(TASK INPUT begins)
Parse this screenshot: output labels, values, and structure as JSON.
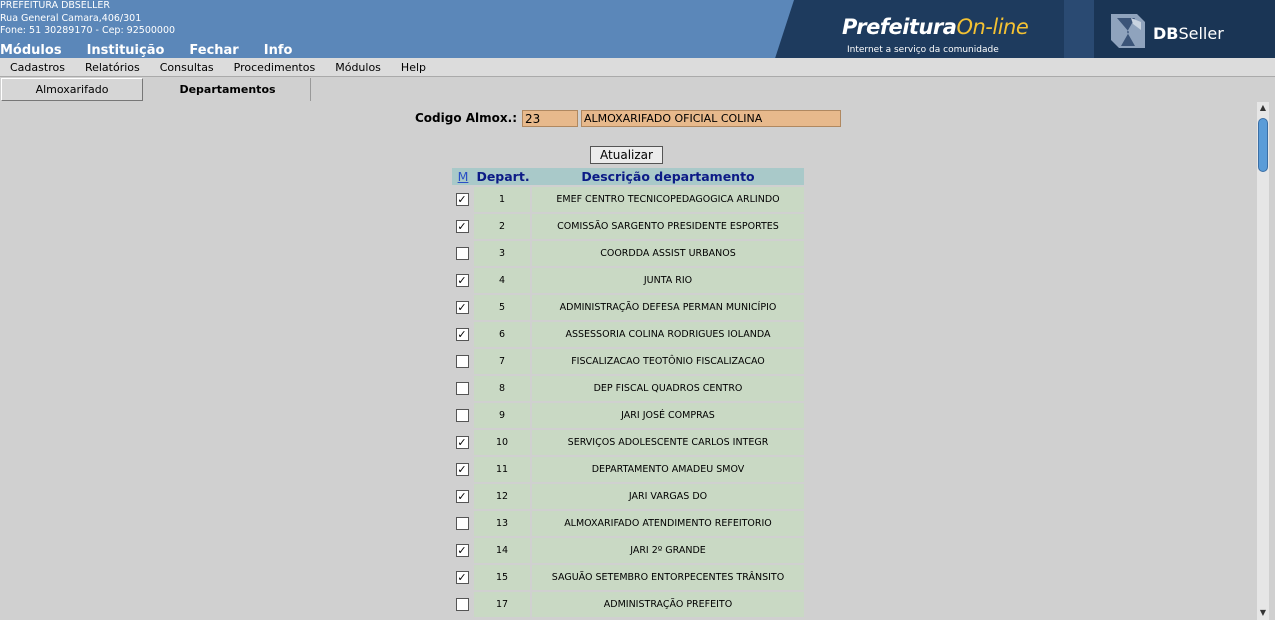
{
  "header": {
    "org_name": "PREFEITURA DBSELLER",
    "address": "Rua General Camara,406/301",
    "phone_line": "Fone: 51 30289170  -  Cep: 92500000",
    "top_menu": [
      "Módulos",
      "Instituição",
      "Fechar",
      "Info"
    ],
    "logo_word": "Prefeitura",
    "logo_online": "On-line",
    "logo_tagline": "Internet a serviço da comunidade",
    "dbseller_bold": "DB",
    "dbseller_rest": "Seller"
  },
  "menubar": [
    "Cadastros",
    "Relatórios",
    "Consultas",
    "Procedimentos",
    "Módulos",
    "Help"
  ],
  "tabs": [
    {
      "label": "Almoxarifado",
      "active": false
    },
    {
      "label": "Departamentos",
      "active": true
    }
  ],
  "form": {
    "codigo_label": "Codigo Almox.:",
    "codigo_value": "23",
    "descricao_value": "ALMOXARIFADO OFICIAL COLINA",
    "update_button": "Atualizar"
  },
  "table": {
    "headers": {
      "mark": "M",
      "depart": "Depart.",
      "descricao": "Descrição departamento"
    },
    "rows": [
      {
        "checked": true,
        "depart": "1",
        "descricao": "EMEF CENTRO TECNICOPEDAGOGICA ARLINDO"
      },
      {
        "checked": true,
        "depart": "2",
        "descricao": "COMISSÃO SARGENTO PRESIDENTE ESPORTES"
      },
      {
        "checked": false,
        "depart": "3",
        "descricao": "COORDDA ASSIST URBANOS"
      },
      {
        "checked": true,
        "depart": "4",
        "descricao": "JUNTA RIO"
      },
      {
        "checked": true,
        "depart": "5",
        "descricao": "ADMINISTRAÇÃO DEFESA PERMAN MUNICÍPIO"
      },
      {
        "checked": true,
        "depart": "6",
        "descricao": "ASSESSORIA COLINA RODRIGUES IOLANDA"
      },
      {
        "checked": false,
        "depart": "7",
        "descricao": "FISCALIZACAO TEOTÔNIO FISCALIZACAO"
      },
      {
        "checked": false,
        "depart": "8",
        "descricao": "DEP FISCAL QUADROS CENTRO"
      },
      {
        "checked": false,
        "depart": "9",
        "descricao": "JARI JOSÉ COMPRAS"
      },
      {
        "checked": true,
        "depart": "10",
        "descricao": "SERVIÇOS ADOLESCENTE CARLOS INTEGR"
      },
      {
        "checked": true,
        "depart": "11",
        "descricao": "DEPARTAMENTO AMADEU SMOV"
      },
      {
        "checked": true,
        "depart": "12",
        "descricao": "JARI VARGAS DO"
      },
      {
        "checked": false,
        "depart": "13",
        "descricao": "ALMOXARIFADO ATENDIMENTO REFEITORIO"
      },
      {
        "checked": true,
        "depart": "14",
        "descricao": "JARI 2º GRANDE"
      },
      {
        "checked": true,
        "depart": "15",
        "descricao": "SAGUÃO SETEMBRO ENTORPECENTES TRÂNSITO"
      },
      {
        "checked": false,
        "depart": "17",
        "descricao": "ADMINISTRAÇÃO PREFEITO"
      }
    ]
  },
  "icons": {
    "check": "✓",
    "scroll_up": "▲",
    "scroll_down": "▼"
  }
}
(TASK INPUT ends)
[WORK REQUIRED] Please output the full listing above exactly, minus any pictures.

[YOUR RESPONSE]
Parse this screenshot: output labels, values, and structure as JSON.
{
  "header": {
    "org_name": "PREFEITURA DBSELLER",
    "address": "Rua General Camara,406/301",
    "phone_line": "Fone: 51 30289170  -  Cep: 92500000",
    "top_menu": [
      "Módulos",
      "Instituição",
      "Fechar",
      "Info"
    ],
    "logo_word": "Prefeitura",
    "logo_online": "On-line",
    "logo_tagline": "Internet a serviço da comunidade",
    "dbseller_bold": "DB",
    "dbseller_rest": "Seller"
  },
  "menubar": [
    "Cadastros",
    "Relatórios",
    "Consultas",
    "Procedimentos",
    "Módulos",
    "Help"
  ],
  "tabs": [
    {
      "label": "Almoxarifado",
      "active": false
    },
    {
      "label": "Departamentos",
      "active": true
    }
  ],
  "form": {
    "codigo_label": "Codigo Almox.:",
    "codigo_value": "23",
    "descricao_value": "ALMOXARIFADO OFICIAL COLINA",
    "update_button": "Atualizar"
  },
  "table": {
    "headers": {
      "mark": "M",
      "depart": "Depart.",
      "descricao": "Descrição departamento"
    },
    "rows": [
      {
        "checked": true,
        "depart": "1",
        "descricao": "EMEF CENTRO TECNICOPEDAGOGICA ARLINDO"
      },
      {
        "checked": true,
        "depart": "2",
        "descricao": "COMISSÃO SARGENTO PRESIDENTE ESPORTES"
      },
      {
        "checked": false,
        "depart": "3",
        "descricao": "COORDDA ASSIST URBANOS"
      },
      {
        "checked": true,
        "depart": "4",
        "descricao": "JUNTA RIO"
      },
      {
        "checked": true,
        "depart": "5",
        "descricao": "ADMINISTRAÇÃO DEFESA PERMAN MUNICÍPIO"
      },
      {
        "checked": true,
        "depart": "6",
        "descricao": "ASSESSORIA COLINA RODRIGUES IOLANDA"
      },
      {
        "checked": false,
        "depart": "7",
        "descricao": "FISCALIZACAO TEOTÔNIO FISCALIZACAO"
      },
      {
        "checked": false,
        "depart": "8",
        "descricao": "DEP FISCAL QUADROS CENTRO"
      },
      {
        "checked": false,
        "depart": "9",
        "descricao": "JARI JOSÉ COMPRAS"
      },
      {
        "checked": true,
        "depart": "10",
        "descricao": "SERVIÇOS ADOLESCENTE CARLOS INTEGR"
      },
      {
        "checked": true,
        "depart": "11",
        "descricao": "DEPARTAMENTO AMADEU SMOV"
      },
      {
        "checked": true,
        "depart": "12",
        "descricao": "JARI VARGAS DO"
      },
      {
        "checked": false,
        "depart": "13",
        "descricao": "ALMOXARIFADO ATENDIMENTO REFEITORIO"
      },
      {
        "checked": true,
        "depart": "14",
        "descricao": "JARI 2º GRANDE"
      },
      {
        "checked": true,
        "depart": "15",
        "descricao": "SAGUÃO SETEMBRO ENTORPECENTES TRÂNSITO"
      },
      {
        "checked": false,
        "depart": "17",
        "descricao": "ADMINISTRAÇÃO PREFEITO"
      }
    ]
  },
  "icons": {
    "check": "✓",
    "scroll_up": "▲",
    "scroll_down": "▼"
  }
}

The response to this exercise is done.